**EXERCISE INSTRUCTIONS:** Every line below that holds the string "false" should be copied.

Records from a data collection

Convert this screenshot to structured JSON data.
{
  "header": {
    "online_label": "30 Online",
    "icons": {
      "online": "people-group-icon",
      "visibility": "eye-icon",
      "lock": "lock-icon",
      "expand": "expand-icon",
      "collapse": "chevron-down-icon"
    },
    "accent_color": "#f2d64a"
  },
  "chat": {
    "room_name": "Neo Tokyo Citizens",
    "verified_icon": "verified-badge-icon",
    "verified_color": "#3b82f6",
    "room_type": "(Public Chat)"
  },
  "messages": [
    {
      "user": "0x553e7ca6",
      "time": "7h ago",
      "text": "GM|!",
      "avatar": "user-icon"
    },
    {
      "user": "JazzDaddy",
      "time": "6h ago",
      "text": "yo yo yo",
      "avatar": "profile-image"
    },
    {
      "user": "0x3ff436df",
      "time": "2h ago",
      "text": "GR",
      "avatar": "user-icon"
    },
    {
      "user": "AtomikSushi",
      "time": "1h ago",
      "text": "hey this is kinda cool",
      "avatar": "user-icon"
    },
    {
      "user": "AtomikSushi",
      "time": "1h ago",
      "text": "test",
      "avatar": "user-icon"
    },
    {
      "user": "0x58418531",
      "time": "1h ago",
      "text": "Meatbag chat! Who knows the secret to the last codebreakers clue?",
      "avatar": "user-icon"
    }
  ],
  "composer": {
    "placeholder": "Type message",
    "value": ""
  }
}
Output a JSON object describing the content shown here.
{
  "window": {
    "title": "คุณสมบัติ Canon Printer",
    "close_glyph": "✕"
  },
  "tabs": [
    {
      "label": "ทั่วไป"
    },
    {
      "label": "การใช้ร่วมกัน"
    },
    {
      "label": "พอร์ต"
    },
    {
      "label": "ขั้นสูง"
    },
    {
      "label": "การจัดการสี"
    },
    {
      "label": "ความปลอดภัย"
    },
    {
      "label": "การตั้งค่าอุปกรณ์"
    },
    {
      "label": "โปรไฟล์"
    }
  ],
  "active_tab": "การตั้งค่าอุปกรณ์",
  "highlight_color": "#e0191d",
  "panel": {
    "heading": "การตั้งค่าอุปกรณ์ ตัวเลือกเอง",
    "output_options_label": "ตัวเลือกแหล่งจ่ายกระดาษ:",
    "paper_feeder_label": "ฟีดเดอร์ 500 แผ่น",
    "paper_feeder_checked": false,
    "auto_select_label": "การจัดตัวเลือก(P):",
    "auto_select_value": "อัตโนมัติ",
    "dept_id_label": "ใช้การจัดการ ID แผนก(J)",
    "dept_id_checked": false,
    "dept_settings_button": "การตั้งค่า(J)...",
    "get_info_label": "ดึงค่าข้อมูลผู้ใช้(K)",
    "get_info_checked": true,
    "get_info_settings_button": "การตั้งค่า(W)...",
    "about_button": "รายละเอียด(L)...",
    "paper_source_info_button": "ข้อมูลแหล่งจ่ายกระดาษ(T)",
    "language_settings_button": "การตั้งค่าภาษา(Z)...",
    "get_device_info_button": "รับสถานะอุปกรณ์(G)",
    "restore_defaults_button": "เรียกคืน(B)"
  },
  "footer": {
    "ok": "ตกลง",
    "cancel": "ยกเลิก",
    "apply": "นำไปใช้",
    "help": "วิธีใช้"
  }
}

**FINISHED TASK:**
    "paper_feeder_checked": false,
    "dept_id_checked": false,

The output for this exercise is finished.